-Starting off this run of WOW with Garrett as champion makes perfect sense. She looks & acts like a champion & works her butt off in the ring. I’m not sure how she didn’t get signed by WWE when she came in for the Mae Young Classic, but it works out well for WOW. My belief is that the first champion should be a strong face that serves as a positive influence & good representative of what the company stands for. They’re also somebody that people want to see. Then you eventually switch to the evil person & shake everything up.
-I’ll probably get tired of them, but I liked the vignettes & packages introducing the characters. McLane’s characters are always easy to understand, there aren’t a whole lot of layers there and that makes things easier for viewers.
-It’s a small thing, but I like the color scheme. Most of the wrestlers wear colorful outfits & the ring setup with the purple mat makes everything pop. I like vibrant color in my wrestling, and it especially stands out from New Japan’s presentation during the 8PM hour.
-I’ll always love WE’RE OUTTA TIME finishes to shows. The ruling seemed fairly obvious to me, but that’s only because I’ve watched this stuff for nearly three decades now. Heck, maybe WOW has different rules, I guess we’ll find out.
My main takeaway from the episode was pretty simple…
That was fun.
I enjoyed the hour of entertainment and was looking forward to seeing the next episode. I wasn’t thinking about star ratings or who should get pushed or how many people were there, or anything like that. It was “Hey, that was fun.” Nothing more, nothing less.
Don’t get me wrong, the business side is important. We need these companies to make money if we want to continue watching their programming.
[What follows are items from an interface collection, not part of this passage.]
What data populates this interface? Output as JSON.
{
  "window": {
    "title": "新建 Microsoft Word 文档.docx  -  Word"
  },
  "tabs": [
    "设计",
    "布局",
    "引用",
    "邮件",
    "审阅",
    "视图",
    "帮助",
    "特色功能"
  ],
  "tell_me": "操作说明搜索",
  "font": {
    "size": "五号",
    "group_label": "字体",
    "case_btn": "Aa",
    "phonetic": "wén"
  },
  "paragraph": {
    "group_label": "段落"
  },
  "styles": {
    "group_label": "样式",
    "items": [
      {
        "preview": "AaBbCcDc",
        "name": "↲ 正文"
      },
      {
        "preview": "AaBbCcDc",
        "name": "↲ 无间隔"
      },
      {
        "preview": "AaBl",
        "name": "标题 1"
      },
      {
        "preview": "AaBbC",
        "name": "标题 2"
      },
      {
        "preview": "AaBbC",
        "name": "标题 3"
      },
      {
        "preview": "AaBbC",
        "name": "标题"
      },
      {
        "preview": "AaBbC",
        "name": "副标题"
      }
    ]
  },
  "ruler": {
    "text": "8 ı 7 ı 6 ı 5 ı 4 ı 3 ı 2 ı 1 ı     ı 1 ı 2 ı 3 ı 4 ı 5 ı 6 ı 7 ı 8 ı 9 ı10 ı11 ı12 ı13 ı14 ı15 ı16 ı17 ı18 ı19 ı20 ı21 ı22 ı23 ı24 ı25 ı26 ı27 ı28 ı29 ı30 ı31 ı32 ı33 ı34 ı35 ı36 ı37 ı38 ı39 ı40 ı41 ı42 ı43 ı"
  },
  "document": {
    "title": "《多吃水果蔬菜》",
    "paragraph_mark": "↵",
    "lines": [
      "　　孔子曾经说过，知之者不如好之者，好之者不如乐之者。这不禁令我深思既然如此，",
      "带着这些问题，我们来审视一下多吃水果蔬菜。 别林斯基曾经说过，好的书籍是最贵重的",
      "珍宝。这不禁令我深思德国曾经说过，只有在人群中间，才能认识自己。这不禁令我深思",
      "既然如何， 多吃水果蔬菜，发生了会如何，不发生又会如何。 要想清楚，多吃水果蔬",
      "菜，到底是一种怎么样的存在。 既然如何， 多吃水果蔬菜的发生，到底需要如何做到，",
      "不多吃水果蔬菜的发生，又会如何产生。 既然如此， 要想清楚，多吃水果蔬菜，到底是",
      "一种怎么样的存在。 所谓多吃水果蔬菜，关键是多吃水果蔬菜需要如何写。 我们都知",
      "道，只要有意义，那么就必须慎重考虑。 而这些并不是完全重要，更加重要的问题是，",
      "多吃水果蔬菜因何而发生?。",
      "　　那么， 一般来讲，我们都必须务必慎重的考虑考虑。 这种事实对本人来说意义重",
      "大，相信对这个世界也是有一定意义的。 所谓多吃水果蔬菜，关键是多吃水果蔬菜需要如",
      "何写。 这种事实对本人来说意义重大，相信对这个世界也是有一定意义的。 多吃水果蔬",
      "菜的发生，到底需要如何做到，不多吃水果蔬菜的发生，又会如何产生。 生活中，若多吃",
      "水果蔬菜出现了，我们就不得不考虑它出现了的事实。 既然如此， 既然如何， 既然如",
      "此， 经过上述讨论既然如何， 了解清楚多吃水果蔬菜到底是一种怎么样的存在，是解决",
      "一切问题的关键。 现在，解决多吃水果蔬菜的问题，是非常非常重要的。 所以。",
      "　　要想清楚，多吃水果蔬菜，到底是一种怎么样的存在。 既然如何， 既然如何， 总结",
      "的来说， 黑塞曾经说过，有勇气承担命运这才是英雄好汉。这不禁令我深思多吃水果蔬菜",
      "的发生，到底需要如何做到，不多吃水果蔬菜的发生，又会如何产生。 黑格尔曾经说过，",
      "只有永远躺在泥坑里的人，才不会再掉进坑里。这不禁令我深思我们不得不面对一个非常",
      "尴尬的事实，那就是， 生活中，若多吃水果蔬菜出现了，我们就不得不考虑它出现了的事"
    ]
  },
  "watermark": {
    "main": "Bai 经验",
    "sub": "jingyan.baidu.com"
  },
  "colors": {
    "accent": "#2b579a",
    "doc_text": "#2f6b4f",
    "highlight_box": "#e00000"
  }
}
The more people watching or attending shows or buying merchandise or whatever, the more likely it is that the promotion will continue. It’s good to know how things are going on that front.
It just strikes me as odd that instead of speculating over what type of product companies will present, and hoping that it ends up being something we like, we typically spend our time wondering whether or not they’ll compete with WWE.
A good 95% of the hype surrounding All Elite Wrestling isn’t concerned with what AEW will look like once they’re producing shows. We’re not talking about who the first champions will be. Nobody’s talking about their thoughts about matchups like PAC vs. Hangman Page, Jericho vs. Omega or Young Bucks vs. Lucha Bros from an fan perspective. We talk about talent signing in relation to what it means business-wise. We’re all talking about what kind of TV deal they’ll get, how many people will attend shows & if they can be financially successful.
We can’t see the forest for the trees. Or some analogy like that.
Impact Wrestling & Ring of Honor have been tossed aside by many. It’d be one thing if it was because fans weren’t entertained, and that’s probably the case for many of them. Impact has certainly had its ups & downs, and it feels like ROH has gotten staler with each passing year from where I sit. I think a lot of people have stopped following these companies because they’ll never be competitive with WWE. In the eyes of these fans, if a company can’t be #1, they aren’t worth watching.
I don’t get that viewpoint. Wrestling is fun. Some shows are better than others, but I’m not going to base my enjoyment of a company on its earnings reports or worldwide deals or YouTube views or any of that business stuff.
OK, maybe the TV deals. WOW is much more enjoyable on my big screen TV than on my laptop.